What is required
A single count is required: the lines of the data below in which the word "text" occurs.
• • •
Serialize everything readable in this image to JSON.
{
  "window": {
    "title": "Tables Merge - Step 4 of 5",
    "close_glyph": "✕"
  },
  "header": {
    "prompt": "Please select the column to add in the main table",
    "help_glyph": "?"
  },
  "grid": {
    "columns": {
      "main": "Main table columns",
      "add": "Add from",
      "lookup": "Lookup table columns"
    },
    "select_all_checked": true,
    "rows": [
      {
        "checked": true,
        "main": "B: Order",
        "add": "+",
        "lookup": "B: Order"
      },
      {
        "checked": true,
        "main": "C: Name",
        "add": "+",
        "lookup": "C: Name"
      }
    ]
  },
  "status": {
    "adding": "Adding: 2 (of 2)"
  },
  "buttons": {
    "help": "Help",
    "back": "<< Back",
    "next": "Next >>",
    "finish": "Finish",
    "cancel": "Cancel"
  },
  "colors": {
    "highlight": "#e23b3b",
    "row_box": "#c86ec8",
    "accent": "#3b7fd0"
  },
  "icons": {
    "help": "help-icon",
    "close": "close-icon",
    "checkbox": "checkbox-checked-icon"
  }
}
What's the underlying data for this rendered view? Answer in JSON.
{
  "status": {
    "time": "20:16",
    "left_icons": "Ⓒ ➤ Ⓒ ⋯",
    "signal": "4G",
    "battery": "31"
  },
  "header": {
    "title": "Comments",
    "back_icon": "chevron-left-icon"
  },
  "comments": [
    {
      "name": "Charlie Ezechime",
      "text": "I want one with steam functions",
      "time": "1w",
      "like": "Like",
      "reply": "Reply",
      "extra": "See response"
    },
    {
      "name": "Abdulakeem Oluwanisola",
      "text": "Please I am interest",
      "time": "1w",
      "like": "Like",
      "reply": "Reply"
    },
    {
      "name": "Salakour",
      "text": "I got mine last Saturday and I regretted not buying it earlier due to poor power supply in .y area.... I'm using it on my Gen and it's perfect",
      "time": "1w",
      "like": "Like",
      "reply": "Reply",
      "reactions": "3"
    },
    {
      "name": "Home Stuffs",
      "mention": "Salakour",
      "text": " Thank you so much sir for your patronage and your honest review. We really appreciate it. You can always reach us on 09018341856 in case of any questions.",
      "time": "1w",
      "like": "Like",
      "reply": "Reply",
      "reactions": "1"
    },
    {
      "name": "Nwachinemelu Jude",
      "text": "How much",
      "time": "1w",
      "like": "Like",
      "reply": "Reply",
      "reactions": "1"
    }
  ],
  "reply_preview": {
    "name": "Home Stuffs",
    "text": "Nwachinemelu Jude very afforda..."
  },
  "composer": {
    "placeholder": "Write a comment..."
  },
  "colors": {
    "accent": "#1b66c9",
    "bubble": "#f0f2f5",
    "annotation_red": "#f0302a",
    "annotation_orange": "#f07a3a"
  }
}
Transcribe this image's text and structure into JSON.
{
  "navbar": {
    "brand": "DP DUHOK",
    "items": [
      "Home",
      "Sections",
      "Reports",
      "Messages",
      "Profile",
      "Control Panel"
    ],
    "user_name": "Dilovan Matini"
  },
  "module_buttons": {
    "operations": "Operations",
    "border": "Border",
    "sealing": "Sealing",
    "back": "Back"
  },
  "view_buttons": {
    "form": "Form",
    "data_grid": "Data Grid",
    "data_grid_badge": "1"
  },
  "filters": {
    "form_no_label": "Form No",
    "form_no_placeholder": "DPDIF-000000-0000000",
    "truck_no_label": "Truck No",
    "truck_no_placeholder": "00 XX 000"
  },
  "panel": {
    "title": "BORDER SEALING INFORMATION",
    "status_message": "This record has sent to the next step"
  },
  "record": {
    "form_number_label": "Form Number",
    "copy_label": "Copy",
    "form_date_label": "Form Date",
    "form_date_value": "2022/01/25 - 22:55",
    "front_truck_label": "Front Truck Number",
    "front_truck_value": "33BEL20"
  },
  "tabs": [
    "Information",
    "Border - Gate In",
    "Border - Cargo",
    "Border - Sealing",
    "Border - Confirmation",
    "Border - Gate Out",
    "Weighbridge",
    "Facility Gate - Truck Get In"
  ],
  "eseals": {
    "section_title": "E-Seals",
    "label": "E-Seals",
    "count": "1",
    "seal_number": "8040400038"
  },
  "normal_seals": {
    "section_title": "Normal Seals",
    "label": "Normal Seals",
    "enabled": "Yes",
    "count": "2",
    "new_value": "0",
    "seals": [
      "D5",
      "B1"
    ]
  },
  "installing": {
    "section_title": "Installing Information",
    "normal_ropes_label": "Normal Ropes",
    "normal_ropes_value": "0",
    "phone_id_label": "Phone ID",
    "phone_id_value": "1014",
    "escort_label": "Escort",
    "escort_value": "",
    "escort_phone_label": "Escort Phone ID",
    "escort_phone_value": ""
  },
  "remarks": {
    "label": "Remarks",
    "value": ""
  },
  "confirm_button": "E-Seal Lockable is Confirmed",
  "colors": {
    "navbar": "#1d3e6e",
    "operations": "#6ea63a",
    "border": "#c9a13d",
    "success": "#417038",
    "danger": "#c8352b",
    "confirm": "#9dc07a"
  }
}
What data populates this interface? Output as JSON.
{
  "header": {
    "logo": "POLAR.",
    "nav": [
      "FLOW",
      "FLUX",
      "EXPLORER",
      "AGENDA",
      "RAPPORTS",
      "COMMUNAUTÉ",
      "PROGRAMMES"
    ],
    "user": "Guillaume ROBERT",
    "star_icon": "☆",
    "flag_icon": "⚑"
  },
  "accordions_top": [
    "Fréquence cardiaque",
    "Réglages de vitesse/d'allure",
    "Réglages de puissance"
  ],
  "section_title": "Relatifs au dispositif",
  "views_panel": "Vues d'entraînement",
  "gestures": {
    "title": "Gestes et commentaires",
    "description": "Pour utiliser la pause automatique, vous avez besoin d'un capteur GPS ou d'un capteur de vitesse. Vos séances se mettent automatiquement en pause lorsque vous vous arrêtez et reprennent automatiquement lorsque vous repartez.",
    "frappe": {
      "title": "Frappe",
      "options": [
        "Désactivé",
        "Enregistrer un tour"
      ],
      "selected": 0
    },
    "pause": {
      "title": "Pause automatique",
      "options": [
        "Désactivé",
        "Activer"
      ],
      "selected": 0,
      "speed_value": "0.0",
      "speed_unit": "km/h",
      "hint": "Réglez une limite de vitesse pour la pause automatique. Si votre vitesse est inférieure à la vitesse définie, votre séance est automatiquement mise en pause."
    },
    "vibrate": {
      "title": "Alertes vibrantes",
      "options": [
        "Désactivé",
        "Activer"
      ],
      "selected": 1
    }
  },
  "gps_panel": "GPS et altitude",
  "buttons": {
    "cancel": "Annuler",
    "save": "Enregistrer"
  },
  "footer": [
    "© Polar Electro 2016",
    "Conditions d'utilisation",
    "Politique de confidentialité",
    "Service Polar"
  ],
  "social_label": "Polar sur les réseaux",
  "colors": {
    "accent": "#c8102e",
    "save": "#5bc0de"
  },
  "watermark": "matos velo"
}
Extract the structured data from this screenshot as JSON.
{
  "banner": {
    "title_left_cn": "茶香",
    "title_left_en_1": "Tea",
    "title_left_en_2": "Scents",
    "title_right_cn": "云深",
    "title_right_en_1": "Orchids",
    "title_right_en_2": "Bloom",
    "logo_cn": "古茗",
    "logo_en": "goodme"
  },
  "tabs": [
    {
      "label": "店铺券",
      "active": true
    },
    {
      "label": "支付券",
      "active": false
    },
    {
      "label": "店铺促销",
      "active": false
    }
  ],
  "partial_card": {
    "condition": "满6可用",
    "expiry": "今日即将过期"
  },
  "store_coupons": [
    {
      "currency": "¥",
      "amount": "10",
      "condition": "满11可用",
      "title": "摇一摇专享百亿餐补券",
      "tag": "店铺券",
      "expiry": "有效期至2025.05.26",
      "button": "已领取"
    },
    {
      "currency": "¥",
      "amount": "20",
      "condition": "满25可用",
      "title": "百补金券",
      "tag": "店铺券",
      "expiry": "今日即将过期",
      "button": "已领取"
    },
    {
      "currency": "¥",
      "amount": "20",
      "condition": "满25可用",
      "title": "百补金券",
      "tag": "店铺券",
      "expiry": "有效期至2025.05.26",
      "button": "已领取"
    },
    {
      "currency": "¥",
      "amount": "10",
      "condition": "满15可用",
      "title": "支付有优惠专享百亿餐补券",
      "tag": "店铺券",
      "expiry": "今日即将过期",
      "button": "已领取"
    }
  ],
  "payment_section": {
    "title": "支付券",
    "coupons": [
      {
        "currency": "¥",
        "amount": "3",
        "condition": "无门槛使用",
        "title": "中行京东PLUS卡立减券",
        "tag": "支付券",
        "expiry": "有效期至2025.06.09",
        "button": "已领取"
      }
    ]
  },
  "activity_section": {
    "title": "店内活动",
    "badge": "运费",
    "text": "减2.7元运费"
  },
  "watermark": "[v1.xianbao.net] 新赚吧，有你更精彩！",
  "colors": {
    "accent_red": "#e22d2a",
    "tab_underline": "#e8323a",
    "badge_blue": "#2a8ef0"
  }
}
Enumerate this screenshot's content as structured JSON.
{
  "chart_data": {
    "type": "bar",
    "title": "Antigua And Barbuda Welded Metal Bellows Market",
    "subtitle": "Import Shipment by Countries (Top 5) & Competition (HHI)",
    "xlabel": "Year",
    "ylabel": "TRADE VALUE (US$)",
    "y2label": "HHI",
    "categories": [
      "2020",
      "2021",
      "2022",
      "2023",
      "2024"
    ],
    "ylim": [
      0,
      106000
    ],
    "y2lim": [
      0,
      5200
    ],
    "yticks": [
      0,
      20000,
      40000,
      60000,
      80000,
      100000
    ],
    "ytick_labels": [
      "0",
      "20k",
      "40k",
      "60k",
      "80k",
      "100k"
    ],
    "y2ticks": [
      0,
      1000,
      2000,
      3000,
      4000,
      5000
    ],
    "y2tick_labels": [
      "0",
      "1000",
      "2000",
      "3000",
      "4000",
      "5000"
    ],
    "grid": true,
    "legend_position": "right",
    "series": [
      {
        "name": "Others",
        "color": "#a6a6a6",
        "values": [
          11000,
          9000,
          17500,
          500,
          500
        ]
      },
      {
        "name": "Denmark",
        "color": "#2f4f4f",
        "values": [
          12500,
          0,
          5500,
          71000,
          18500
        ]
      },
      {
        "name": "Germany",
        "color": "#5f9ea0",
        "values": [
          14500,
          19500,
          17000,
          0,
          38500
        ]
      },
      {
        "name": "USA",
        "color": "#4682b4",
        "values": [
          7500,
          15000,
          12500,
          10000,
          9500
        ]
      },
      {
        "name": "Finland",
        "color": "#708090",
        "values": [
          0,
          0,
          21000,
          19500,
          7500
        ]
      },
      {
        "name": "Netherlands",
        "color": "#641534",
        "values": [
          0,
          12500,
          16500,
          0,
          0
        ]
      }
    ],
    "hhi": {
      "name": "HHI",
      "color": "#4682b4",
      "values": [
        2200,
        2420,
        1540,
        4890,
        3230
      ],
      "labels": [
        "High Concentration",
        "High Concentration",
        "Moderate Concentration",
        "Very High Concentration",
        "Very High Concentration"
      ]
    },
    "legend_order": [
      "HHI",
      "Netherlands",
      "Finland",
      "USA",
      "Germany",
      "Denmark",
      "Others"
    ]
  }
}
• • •
Result
8